Mayor Lori Lightfoot has recently proposed amending current search warrant policies to ensure that there is not a repeat of what happened in the 2019 wrongful raid on Anjanette Young’s home.
According to the Chicago Tribune, the City Council has been pushing for greater police reform, especially when it comes to search warrants, pressuring the city to adopt stricter police reforms in the wake of the Anjanette Young debacle.
The mayor’s proposal comes from the Chicago Police Department, and includes requiring approval by a deputy chief or higher rank, rather than just a lieutenant, to authorize a search warrant, as well as banning all “no-knock” warrants unless there is a safety threat, which needs to be approved by the bureau chief or higher, and will be tasked to a SWAT team.
Other reforms in the proposal include adding careful deliberation before a raid to ensure that the information obtained to approve the warrant was accurate, as well as following up any mistakes or wrongful raids with an “after-action review” and investigation by the city. Finally, a female officer must accompany all searches.
Lightfoot stressed that the reforms are meant to protect citizens’ human rights and dignity. She said, “Each of these reforms was crafted for the sole purpose of ensuring that the rights and the basic human dignity of all Chicagoans, no matter what the circumstances, are respected and protected, and that the wrongs of the past are made right. This moment, however, is not the end. It’s the beginning.”
Despite Lightfoot’s best intentions, her proposal is receiving some criticism from the City Council who believe her reforms are insufficient. Their own proposal consisted of further reforms supported by Young that included banning police from pointing guns at children, handcuffing them, or doing the same to relatives in front of children.
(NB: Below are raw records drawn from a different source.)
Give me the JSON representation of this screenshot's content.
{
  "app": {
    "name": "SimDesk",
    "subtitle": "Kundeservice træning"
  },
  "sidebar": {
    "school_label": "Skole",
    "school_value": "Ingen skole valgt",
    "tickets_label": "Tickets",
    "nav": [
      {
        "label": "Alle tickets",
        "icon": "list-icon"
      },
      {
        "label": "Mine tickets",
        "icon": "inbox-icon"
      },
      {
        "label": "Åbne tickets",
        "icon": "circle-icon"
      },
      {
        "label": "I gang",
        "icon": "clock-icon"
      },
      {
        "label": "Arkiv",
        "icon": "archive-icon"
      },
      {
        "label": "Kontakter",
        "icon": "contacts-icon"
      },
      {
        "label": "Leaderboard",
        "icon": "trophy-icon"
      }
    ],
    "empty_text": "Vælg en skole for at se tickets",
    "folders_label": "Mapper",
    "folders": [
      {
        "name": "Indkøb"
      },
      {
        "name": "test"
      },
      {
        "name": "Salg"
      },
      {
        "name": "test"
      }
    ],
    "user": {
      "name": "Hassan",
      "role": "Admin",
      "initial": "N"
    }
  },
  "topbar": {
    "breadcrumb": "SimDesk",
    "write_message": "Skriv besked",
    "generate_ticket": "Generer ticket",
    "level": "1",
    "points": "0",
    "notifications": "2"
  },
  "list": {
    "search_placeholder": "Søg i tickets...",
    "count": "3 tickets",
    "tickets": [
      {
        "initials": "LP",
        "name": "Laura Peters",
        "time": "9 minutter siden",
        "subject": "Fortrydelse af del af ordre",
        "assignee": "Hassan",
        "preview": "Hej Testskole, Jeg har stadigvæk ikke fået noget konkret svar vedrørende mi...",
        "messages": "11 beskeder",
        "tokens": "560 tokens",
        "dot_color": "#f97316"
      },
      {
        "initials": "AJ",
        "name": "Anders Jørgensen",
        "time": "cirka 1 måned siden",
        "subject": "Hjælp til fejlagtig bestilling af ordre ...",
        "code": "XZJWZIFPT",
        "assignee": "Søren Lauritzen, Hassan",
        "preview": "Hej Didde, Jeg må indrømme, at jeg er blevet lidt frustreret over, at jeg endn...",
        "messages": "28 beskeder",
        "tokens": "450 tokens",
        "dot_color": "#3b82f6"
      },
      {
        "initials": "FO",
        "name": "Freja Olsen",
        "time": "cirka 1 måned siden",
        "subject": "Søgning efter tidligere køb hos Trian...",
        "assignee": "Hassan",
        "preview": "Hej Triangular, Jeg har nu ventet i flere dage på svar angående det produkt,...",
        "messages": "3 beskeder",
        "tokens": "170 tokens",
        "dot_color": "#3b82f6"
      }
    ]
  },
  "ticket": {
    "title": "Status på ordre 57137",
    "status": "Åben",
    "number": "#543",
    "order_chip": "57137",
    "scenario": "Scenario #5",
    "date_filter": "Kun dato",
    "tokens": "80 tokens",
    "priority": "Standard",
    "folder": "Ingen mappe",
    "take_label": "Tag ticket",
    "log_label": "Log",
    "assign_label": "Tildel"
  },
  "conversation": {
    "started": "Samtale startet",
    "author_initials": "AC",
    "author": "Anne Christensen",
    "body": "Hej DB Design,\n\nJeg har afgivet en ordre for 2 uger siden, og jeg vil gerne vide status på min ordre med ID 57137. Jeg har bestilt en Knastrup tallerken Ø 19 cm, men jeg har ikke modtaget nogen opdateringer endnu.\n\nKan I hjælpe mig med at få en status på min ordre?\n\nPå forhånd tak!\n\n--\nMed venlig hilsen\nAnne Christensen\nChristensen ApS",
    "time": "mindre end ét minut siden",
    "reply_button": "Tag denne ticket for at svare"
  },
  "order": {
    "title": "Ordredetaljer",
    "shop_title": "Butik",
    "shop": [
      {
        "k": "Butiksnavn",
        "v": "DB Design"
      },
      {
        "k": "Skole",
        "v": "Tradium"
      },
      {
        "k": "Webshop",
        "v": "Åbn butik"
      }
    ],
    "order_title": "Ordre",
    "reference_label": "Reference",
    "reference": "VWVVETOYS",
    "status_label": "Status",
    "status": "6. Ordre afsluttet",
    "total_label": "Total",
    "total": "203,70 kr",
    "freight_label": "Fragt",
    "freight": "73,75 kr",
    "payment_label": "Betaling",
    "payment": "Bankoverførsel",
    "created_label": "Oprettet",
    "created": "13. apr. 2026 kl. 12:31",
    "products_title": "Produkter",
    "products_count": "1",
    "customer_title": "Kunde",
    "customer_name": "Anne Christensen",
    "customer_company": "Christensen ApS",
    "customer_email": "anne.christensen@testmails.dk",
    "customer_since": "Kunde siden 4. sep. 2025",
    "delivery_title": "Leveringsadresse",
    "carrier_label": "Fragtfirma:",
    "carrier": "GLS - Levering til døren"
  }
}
Some see the recent reforms as an attempt by the mayor to regain the trust of the City Council after her administration did not initially grant Young an “open records request” to allow the publication of body camera footage of the raid on her home.
“Trust is not something that is a static thing. It has to be constantly worked upon and you have to make sure that you’re committing yourself fundamentally to being present, and to listen, and to making sure that you’re being responsive to the feedback,” Lightfoot said. “It’s an ongoing process I think that any leader has, and me in particular.
Chicago Police Superintendent David Brown who helped develop the proposal said that the search warrant policy will be posted as a draft on the CPD’s website for 15 days for public transparency and comment before a final policy is implemented. He encouraged the public to review the new policy and give feedback.
“We must always work to improve. We must always focus special emphasis on continually improving our policies, training, transparency and accountability,” Brown said.
Many were unsatisfied with the proposal.
Young’s attorney, Keenan Saulter, released a statement saying the mayor’s proposals fell “woefully short of the types of reforms that the citizens of Chicago require to feel secure in their homes from these violent and often wrongful raids.”
Police accountability “experts,” such as civil rights attorney Sheila Bedi, claim that the reforms are not sufficient and are vague as to how officers should act in a “least harmful” way during raids.
Bedi said, “There are sort of hints at understanding how serious and devastating these practices have been. But the remedies just fall far short of really addressing the harm.”